In 31 games, all starts, Graham averaged 13.2 points, 4.3 assists and 3.3 rebounds while shooting .431 from the floor and .387 from 3-point range, all in average of 35.4 minutes per game.
By all measures, Graham’s presence in the KU lineup was a huge reason the Jayhawks won a 13th consecutive Big 12 title, finished with a 28-3 record and have entered the postseason ranked No. 1 in the country.
And, in many eyes, the aforementioned stat line is made up of all-conference type of numbers, which are very much on par with some of the very best seasons KU’s leading scorers have had under Bill Self and his balanced system.
But when you’re looking at Graham’s stats through the eyes of someone who realizes that both Josh Jackson and national player of the year Frank Mason III are on the same roster, those numbers don’t look quite as strong.
But that does not mean the junior from Raleigh, N.C., disappeared or fell short of what Kansas needed from him this season. In fact, there’s at least one person who believes just the opposite.

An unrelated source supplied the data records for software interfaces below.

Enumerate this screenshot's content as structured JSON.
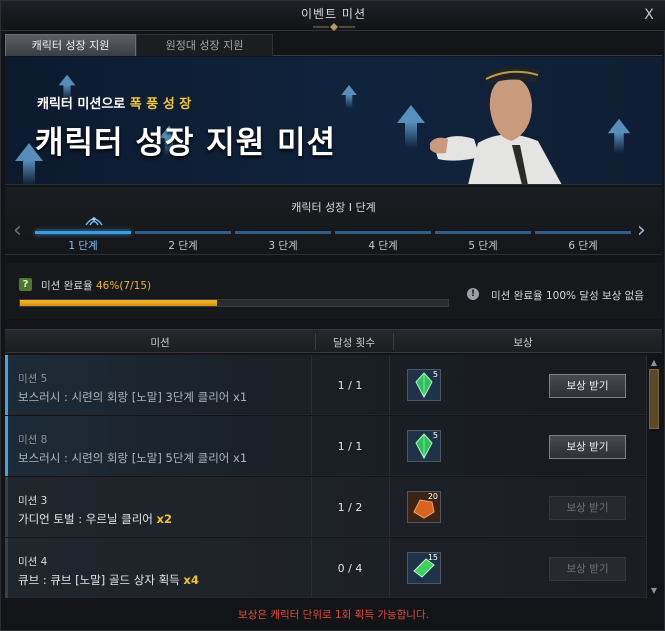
{
  "window": {
    "title": "이벤트 미션",
    "close_label": "X"
  },
  "tabs": [
    {
      "label": "캐릭터 성장 지원",
      "active": true
    },
    {
      "label": "원정대 성장 지원",
      "active": false
    }
  ],
  "banner": {
    "subtitle_pre": "캐릭터 미션으로 ",
    "subtitle_highlight": "폭 풍 성 장",
    "title": "캐릭터 성장 지원 미션"
  },
  "stages": {
    "title": "캐릭터 성장 Ⅰ 단계",
    "prev_icon": "chevron-left-icon",
    "next_icon": "chevron-right-icon",
    "items": [
      {
        "label": "1 단계",
        "active": true
      },
      {
        "label": "2 단계",
        "active": false
      },
      {
        "label": "3 단계",
        "active": false
      },
      {
        "label": "4 단계",
        "active": false
      },
      {
        "label": "5 단계",
        "active": false
      },
      {
        "label": "6 단계",
        "active": false
      }
    ]
  },
  "progress": {
    "label": "미션 완료율",
    "value_text": "46%(7/15)",
    "fraction": 0.46,
    "info_text": "미션 완료율 100% 달성 보상 없음"
  },
  "table": {
    "headers": {
      "mission": "미션",
      "count": "달성 횟수",
      "reward": "보상"
    },
    "rows": [
      {
        "name": "미션 5",
        "desc": "보스러시 : 시련의 회랑 [노말] 3단계 클리어 ",
        "mult": "x1",
        "count": "1 / 1",
        "reward_qty": "5",
        "reward_icon": "green-crystal-icon",
        "claim": "보상 받기",
        "state": "done"
      },
      {
        "name": "미션 8",
        "desc": "보스러시 : 시련의 회랑 [노말] 5단계 클리어 ",
        "mult": "x1",
        "count": "1 / 1",
        "reward_qty": "5",
        "reward_icon": "green-crystal-icon",
        "claim": "보상 받기",
        "state": "done"
      },
      {
        "name": "미션 3",
        "desc": "가디언 토벌 : 우르닐 클리어 ",
        "mult": "x2",
        "count": "1 / 2",
        "reward_qty": "20",
        "reward_icon": "orange-stone-icon",
        "claim": "보상 받기",
        "state": "active"
      },
      {
        "name": "미션 4",
        "desc": "큐브 : 큐브 [노말] 골드 상자 획득 ",
        "mult": "x4",
        "count": "0 / 4",
        "reward_qty": "15",
        "reward_icon": "green-gem-icon",
        "claim": "보상 받기",
        "state": "active"
      }
    ]
  },
  "footer": "보상은 캐릭터 단위로 1회 획득 가능합니다.",
  "colors": {
    "accent": "#3f9be0",
    "progress": "#f3b72d",
    "highlight": "#f1c232",
    "warning": "#e04a3c"
  }
}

“I think we have seen it,” said KU coach Bill Self of Graham taking his game to another level. “I just think he's deferred a little bit. The game he had against Oklahoma State (last Saturday), (OSU senior Phil) Forte made two twos on him. The other shots he made were off switches. I think Devonte’ has elevated his game in a lot of ways. We just haven't seen it through points as much. I think he's playing well, the best ball he's played all year right now, in large part because I think he's playing both ends better.”

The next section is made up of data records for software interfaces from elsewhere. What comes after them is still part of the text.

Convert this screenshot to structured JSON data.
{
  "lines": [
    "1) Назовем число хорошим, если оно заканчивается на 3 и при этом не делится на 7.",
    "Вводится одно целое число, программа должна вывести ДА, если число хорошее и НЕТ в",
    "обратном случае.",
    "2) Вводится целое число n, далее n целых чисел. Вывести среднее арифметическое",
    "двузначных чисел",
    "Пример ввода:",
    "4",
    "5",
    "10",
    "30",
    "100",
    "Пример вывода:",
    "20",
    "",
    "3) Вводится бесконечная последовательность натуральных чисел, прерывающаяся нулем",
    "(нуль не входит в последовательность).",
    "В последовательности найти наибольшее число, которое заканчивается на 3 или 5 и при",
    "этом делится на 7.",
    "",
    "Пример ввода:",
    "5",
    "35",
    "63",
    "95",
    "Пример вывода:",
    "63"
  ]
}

To Self, that was the key component of the Graham equation. Already dubbed one of the best team defenders on the KU roster, Graham has become more of a disruptive force as an individual defender, as well, while continuing to fit perfectly into the role of complementary scorer, lending support to Jackson and Mason when necessary.

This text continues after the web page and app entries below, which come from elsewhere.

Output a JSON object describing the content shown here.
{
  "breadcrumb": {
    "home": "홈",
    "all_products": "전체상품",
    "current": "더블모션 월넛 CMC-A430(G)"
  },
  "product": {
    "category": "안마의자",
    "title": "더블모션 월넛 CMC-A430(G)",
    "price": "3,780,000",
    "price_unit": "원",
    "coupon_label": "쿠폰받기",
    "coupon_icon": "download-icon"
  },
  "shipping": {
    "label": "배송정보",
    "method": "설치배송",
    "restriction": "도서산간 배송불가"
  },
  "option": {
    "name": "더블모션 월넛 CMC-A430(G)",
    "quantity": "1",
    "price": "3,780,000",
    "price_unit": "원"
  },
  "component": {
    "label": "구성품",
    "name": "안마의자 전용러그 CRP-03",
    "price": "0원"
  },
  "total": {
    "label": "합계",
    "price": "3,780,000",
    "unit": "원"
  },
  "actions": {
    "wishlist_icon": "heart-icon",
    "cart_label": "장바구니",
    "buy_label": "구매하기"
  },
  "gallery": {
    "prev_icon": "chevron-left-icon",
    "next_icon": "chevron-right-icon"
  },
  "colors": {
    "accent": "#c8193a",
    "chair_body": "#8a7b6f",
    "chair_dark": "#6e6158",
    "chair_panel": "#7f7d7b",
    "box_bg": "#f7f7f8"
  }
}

He scored in double figures in 26 of KU’s 31 games, but had nearly three times as many games between 10-13 points (13) as he did of 18 points or more (five).
Also of note, in regard to Graham’s role as more of a set-up man and less of a scorer, is the fact that, in the five games in which he failed to reach double-digits in points, Graham averaged 6.4 assists and had three of his five highest assist totals of the season — 11 vs. UNC Asheville, eight at Iowa State and six at Texas Tech.
“I think he's picking his spots pretty good,” Self said.
And that’s precisely the point. Because Graham can get hot from 3-point range and put a team on his back — like he did in last season’s wins at Oklahoma and over West Virginia in the Big 12 tournament title game — the expectation was for the junior guard to come out gunning, looking to put up big-time point totals night after night.
But ever the cerebral player, who plays the game with more calculation and intellect than his emotionally demonstrative demeanor might lead one to believe, Graham often has functioned like a quality quarterback running the zone read and knowing exactly when to give the ball to his play makers and also when to pull it back and handle things on his own.
The mere fact that Graham’s on-court persona includes elements of both of his personalities gives Self and the Jayhawks a feeling of calm — and one heck of a luxury — whenever Jackson or Mason struggle to get going.
“Flashes against West Virginia, flashes against Oklahoma,” Self began. “We have no chance to win those games (last season) without him. We saw that three or four times late in the season last year that I think kind of gave us a sense every game would be like that. He's had some games like that. (He) just hasn't had the opportunity to have as many.”